Projects don’t end by delivering a sequence. The IWGSC can remain a “guardian” and coordinator of anything that happens to the reference sequence. Annotation would be the first and most important task. The IWGSC could also play a role in data sharing, education, training and promotion of the use of the reference sequence and advanced marker platforms in the broader wheat breeding community. Especially wheat breeders in the developing countries or small companies may benefit from such activities. The Chinese Spring reference sequence clearly does not represent all diversity in the wheat germplasm pool and therefore it is important to create additional public sequences for lines that are of general interest to the wheat community. While the sequencing effort itself has become much more straight forward, coordination is still required to attract funding, avoid duplication, and ensure high standards of data quality and data sharing.
In the effort to double wheat productivity, a high quality, manually annotated wheat genome is only one component. What other research or technology gaps need to be addressed to double wheat productivity by 2050?

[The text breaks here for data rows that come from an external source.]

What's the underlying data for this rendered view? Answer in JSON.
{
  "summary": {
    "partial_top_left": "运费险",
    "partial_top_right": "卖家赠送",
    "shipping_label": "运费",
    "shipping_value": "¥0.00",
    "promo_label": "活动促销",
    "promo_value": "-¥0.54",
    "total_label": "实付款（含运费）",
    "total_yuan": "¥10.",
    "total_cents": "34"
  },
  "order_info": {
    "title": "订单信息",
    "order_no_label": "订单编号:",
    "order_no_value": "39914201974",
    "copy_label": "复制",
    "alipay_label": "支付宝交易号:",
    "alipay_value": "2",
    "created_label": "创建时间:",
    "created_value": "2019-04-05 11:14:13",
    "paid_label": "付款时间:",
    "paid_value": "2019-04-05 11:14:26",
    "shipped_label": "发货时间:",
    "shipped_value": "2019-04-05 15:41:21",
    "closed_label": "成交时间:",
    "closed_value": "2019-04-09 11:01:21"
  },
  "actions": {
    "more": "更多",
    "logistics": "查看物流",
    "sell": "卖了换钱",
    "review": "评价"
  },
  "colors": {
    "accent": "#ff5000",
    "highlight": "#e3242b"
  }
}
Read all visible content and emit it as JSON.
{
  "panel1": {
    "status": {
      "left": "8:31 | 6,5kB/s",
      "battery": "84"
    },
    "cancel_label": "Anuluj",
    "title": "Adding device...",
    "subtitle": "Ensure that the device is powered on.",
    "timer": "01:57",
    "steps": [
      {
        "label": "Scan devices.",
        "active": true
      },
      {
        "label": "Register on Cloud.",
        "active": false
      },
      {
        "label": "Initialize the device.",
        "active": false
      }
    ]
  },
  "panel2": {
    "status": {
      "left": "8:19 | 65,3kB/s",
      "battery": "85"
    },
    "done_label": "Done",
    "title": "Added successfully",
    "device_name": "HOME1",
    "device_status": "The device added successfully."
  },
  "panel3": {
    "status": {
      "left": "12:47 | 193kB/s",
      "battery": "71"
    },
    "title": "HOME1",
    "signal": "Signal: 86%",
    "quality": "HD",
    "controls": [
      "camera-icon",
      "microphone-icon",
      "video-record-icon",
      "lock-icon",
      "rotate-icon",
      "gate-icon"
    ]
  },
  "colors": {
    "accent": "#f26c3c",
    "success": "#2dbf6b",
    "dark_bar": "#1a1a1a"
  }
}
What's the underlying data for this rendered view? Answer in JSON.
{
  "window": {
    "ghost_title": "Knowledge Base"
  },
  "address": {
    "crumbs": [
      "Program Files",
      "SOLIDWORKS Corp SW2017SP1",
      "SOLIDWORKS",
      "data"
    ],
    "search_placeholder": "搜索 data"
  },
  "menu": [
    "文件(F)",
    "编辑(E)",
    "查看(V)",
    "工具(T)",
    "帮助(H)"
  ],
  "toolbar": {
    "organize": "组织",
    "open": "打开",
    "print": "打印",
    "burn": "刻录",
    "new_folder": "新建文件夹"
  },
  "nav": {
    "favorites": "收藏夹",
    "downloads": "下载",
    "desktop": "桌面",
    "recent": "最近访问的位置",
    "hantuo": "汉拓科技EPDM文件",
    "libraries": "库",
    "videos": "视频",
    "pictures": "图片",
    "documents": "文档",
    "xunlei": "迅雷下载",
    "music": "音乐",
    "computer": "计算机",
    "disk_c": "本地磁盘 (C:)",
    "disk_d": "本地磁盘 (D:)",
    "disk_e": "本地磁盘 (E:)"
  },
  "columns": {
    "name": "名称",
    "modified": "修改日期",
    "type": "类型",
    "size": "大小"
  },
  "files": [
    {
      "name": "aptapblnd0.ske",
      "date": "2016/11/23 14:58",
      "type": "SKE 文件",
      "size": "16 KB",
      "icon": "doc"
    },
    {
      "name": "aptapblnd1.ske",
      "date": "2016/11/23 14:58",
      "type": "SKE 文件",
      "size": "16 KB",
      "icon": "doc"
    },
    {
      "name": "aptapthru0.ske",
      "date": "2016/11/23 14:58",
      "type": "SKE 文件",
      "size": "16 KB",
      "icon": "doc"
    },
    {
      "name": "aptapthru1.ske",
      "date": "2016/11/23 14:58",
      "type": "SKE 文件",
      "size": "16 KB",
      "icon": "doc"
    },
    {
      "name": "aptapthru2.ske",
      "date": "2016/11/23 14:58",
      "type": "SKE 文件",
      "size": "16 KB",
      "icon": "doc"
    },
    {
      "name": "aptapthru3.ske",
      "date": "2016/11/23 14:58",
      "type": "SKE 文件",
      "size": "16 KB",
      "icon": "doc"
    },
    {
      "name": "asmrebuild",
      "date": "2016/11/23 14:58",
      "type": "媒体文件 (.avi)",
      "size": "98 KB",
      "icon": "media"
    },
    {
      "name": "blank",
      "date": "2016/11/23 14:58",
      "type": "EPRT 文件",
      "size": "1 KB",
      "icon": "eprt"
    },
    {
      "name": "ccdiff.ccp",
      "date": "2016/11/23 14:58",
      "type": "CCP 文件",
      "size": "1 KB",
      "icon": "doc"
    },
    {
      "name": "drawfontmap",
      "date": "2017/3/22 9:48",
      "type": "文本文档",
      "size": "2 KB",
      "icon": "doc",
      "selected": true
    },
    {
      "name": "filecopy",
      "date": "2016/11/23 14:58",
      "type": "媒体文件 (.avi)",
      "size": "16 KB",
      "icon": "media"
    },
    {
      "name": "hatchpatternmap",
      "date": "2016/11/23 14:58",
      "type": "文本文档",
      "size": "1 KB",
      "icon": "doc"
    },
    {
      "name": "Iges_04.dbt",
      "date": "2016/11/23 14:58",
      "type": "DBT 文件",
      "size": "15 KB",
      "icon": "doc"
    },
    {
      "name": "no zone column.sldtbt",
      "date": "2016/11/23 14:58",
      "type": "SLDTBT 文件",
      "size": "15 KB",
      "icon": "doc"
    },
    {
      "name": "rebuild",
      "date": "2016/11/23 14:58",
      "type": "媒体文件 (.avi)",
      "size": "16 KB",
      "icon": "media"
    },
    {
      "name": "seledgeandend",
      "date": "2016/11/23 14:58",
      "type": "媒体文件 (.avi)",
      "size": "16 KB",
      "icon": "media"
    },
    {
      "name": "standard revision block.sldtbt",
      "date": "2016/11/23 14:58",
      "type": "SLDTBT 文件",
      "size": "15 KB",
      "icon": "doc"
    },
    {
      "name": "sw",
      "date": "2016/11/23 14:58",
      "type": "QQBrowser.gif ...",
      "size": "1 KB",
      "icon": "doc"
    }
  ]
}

The reference sequence is indeed just one component in the quest for higher yield and it will mainly support genetic improvement by breeding and gene editing. Much of this is about incremental improvements, balancing trade-offs and delicate fine-tuning of biological functions. To do this effectively we will need to gain much more understanding about all the (molecular) interactions and control mechanisms within plants and between plants and their environment. We should also think about completely novel and disruptive trait concepts, such as herbicide tolerance and Bt toxins have been in the past. Perhaps hybrids will be disruptive in wheat. Finally, we should think beyond genetics, towards digital farming and high-precision crop management.
How do you see the farm of the future?
We move towards integration of product offerings, data-based guidance of decision making and automation of farm management. I recently read that a modern tractor is already technologically more sophisticated than the first space shuttle that went to the moon. Farmers will become like pilots in a cockpit or traffic controllers in an airport control tower, monitoring sensors and pushing buttons to activate autonomous machinery. The germplasm will be just one component in that game, but one that is close to my heart.
Growing up on a dairy farm in the Netherlands (living in a 250 year-old farmhouse), John has always been interested in biology and especially intrigued by the workings of living cells.
At the age of 18, he left the farmhouse – for good, but with pain in the heart – to study Molecular Sciences at Wageningen University, followed by a PhD at Radboud University in Nijmegen, focusing on secondary metabolism in Marigolds.
He then moved to Belgium for two post-docs, first at the University of Ghent and subsequently at Plant Genetic System (PGS, now part of Bayer Crop Science), both on post-transcriptional gene silencing.
Since 1999, John has been working for Bayer Crop Science and predecessor companies on genome platform technologies, mutant populations, hybridization systems, and yield programs for cotton, oilseed rape, rice and wheat.
John is married and has three children. He enjoys returning to the family farm, now bravely run by his youngest brother.
Publication date: 09/27/2016